Among the records below, which lines contain the string "content"? Report them.

> TASK INPUT
*** Begin section ***
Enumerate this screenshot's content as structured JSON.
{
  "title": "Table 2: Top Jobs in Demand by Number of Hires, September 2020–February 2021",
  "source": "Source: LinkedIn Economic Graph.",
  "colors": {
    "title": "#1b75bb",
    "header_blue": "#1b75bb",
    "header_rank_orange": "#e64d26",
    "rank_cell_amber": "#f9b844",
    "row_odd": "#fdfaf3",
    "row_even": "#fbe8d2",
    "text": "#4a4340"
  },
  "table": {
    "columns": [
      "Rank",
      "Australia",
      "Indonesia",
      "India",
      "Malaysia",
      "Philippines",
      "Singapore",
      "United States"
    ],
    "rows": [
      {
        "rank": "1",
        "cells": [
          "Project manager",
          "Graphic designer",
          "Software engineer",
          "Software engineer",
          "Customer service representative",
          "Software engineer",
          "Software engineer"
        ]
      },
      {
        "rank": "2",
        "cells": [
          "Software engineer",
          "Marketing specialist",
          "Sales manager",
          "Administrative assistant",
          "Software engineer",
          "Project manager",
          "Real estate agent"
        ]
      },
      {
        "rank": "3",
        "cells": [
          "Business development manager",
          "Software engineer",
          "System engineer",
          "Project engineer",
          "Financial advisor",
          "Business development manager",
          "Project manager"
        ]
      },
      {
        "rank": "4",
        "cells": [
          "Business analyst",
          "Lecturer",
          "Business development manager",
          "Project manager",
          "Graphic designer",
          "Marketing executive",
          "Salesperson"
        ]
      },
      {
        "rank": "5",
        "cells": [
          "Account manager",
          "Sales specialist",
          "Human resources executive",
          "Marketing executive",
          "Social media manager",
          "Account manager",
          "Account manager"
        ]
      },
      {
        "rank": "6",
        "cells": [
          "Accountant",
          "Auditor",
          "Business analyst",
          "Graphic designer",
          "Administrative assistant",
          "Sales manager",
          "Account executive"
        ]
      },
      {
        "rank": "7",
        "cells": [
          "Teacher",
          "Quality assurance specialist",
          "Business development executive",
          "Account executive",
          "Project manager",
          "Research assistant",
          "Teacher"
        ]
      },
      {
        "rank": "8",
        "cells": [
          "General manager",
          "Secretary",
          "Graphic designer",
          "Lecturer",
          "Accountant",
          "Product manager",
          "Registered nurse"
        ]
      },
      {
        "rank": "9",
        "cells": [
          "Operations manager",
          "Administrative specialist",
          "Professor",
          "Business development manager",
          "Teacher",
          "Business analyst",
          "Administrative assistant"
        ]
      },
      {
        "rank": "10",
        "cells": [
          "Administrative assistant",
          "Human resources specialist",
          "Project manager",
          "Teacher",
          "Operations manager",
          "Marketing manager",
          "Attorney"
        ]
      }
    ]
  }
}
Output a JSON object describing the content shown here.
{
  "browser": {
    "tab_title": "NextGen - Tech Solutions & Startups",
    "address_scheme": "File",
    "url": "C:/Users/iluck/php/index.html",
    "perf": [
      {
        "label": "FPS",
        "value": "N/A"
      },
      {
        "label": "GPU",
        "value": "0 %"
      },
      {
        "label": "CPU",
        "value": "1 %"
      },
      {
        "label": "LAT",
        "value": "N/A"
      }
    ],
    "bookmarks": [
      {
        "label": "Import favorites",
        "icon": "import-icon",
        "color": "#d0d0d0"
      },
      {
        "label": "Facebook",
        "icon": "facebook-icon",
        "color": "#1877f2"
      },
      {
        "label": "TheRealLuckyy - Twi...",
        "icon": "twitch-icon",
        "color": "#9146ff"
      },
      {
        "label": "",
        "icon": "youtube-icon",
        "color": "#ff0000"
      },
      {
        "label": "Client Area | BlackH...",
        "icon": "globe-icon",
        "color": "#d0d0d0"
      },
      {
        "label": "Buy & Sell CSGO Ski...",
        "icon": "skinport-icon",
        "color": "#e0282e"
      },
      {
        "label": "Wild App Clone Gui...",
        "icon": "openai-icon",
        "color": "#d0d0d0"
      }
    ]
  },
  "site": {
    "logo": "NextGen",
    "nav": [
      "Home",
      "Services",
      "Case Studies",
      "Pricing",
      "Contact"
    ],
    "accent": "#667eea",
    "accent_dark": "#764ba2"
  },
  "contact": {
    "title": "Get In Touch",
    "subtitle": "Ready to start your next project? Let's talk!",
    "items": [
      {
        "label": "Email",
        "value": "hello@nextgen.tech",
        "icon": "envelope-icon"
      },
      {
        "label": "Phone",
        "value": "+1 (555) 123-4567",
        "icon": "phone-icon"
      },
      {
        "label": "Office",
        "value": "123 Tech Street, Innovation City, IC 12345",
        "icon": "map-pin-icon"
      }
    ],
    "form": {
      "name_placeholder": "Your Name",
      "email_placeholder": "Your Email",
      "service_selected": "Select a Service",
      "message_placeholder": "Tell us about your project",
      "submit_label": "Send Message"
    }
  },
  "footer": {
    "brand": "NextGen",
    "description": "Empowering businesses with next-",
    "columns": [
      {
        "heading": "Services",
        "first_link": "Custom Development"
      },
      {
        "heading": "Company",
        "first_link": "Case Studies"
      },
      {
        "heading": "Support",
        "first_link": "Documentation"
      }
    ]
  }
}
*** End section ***
> ANSWER AREA
Enumerate this screenshot's content as structured JSON.
Output a JSON object describing the content shown here.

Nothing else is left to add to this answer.